Which lines have the string "Project"? Copy all of them from the entries below.
------
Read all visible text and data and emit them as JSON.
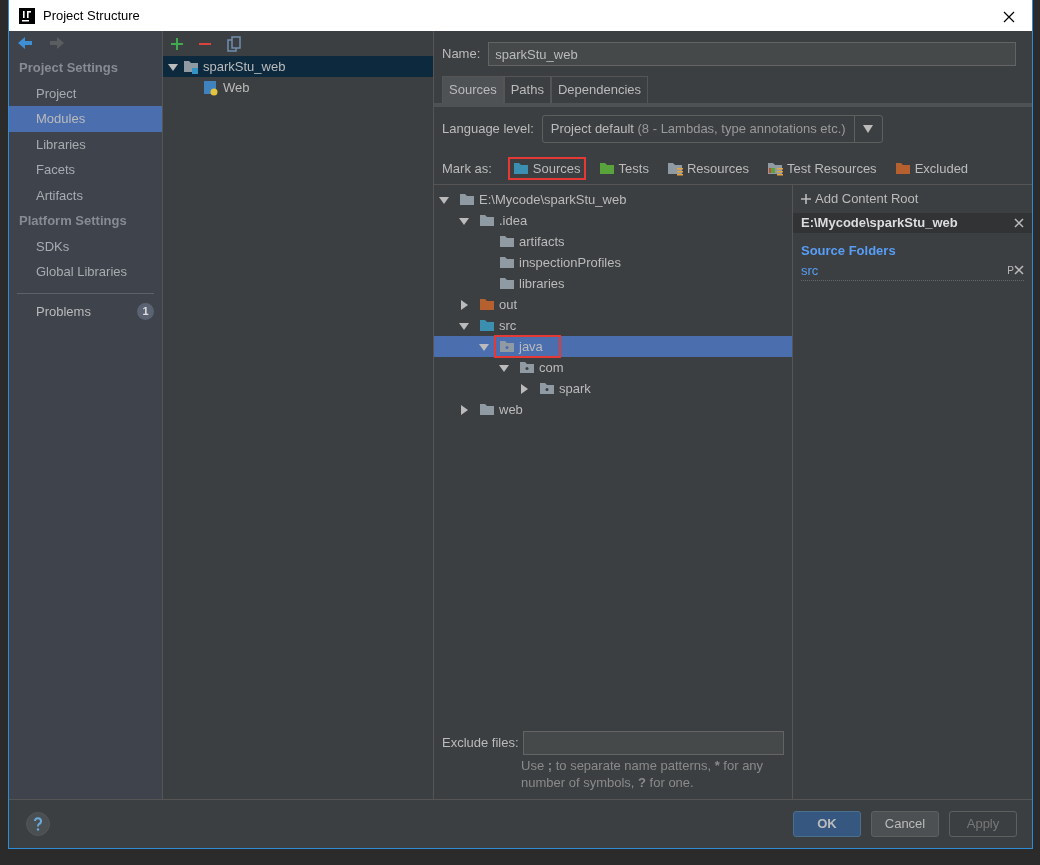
{
  "window": {
    "title": "Project Structure"
  },
  "sidebar": {
    "sections": [
      {
        "heading": "Project Settings",
        "items": [
          {
            "label": "Project",
            "selected": false
          },
          {
            "label": "Modules",
            "selected": true
          },
          {
            "label": "Libraries",
            "selected": false
          },
          {
            "label": "Facets",
            "selected": false
          },
          {
            "label": "Artifacts",
            "selected": false
          }
        ]
      },
      {
        "heading": "Platform Settings",
        "items": [
          {
            "label": "SDKs",
            "selected": false
          },
          {
            "label": "Global Libraries",
            "selected": false
          }
        ]
      }
    ],
    "problems": {
      "label": "Problems",
      "count": "1"
    }
  },
  "modules": {
    "items": [
      {
        "label": "sparkStu_web",
        "selected": true,
        "expanded": true,
        "children": [
          {
            "label": "Web",
            "selected": false
          }
        ]
      }
    ]
  },
  "name_field": {
    "label": "Name:",
    "value": "sparkStu_web"
  },
  "tabs": [
    {
      "label": "Sources",
      "selected": true
    },
    {
      "label": "Paths",
      "selected": false
    },
    {
      "label": "Dependencies",
      "selected": false
    }
  ],
  "language_level": {
    "label": "Language level:",
    "value": "Project default",
    "hint": "(8 - Lambdas, type annotations etc.)"
  },
  "mark_as": {
    "label": "Mark as:",
    "items": [
      {
        "label": "Sources",
        "kind": "sources",
        "annotated": true
      },
      {
        "label": "Tests",
        "kind": "tests",
        "annotated": false
      },
      {
        "label": "Resources",
        "kind": "resources",
        "annotated": false
      },
      {
        "label": "Test Resources",
        "kind": "testresources",
        "annotated": false
      },
      {
        "label": "Excluded",
        "kind": "excluded",
        "annotated": false
      }
    ]
  },
  "tree": [
    {
      "label": "E:\\Mycode\\sparkStu_web",
      "kind": "plain",
      "expanded": true,
      "selected": false,
      "annotated": false,
      "children": [
        {
          "label": ".idea",
          "kind": "plain",
          "expanded": true,
          "selected": false,
          "annotated": false,
          "children": [
            {
              "label": "artifacts",
              "kind": "plain",
              "selected": false,
              "annotated": false
            },
            {
              "label": "inspectionProfiles",
              "kind": "plain",
              "selected": false,
              "annotated": false
            },
            {
              "label": "libraries",
              "kind": "plain",
              "selected": false,
              "annotated": false
            }
          ]
        },
        {
          "label": "out",
          "kind": "excluded",
          "expanded": false,
          "selected": false,
          "annotated": false
        },
        {
          "label": "src",
          "kind": "sources",
          "expanded": true,
          "selected": false,
          "annotated": false,
          "children": [
            {
              "label": "java",
              "kind": "package",
              "expanded": true,
              "selected": true,
              "annotated": true,
              "children": [
                {
                  "label": "com",
                  "kind": "package",
                  "expanded": true,
                  "selected": false,
                  "annotated": false,
                  "children": [
                    {
                      "label": "spark",
                      "kind": "package",
                      "expanded": false,
                      "selected": false,
                      "annotated": false
                    }
                  ]
                }
              ]
            }
          ]
        },
        {
          "label": "web",
          "kind": "plain",
          "expanded": false,
          "selected": false,
          "annotated": false
        }
      ]
    }
  ],
  "exclude_files": {
    "label": "Exclude files:",
    "help": "Use **;** to separate name patterns, ***** for any number of symbols, **?** for one."
  },
  "content_root": {
    "add_label": "Add Content Root",
    "path": "E:\\Mycode\\sparkStu_web",
    "section": "Source Folders",
    "folders": [
      "src"
    ],
    "prefix_glyph": "P"
  },
  "buttons": [
    {
      "label": "OK",
      "kind": "default",
      "disabled": false
    },
    {
      "label": "Cancel",
      "kind": "normal",
      "disabled": false
    },
    {
      "label": "Apply",
      "kind": "normal",
      "disabled": true
    }
  ]
}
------
= EXERCISE RESPONSE =
    "title": "Project Structure"
        "heading": "Project Settings",
            "label": "Project",
    "value": "Project default",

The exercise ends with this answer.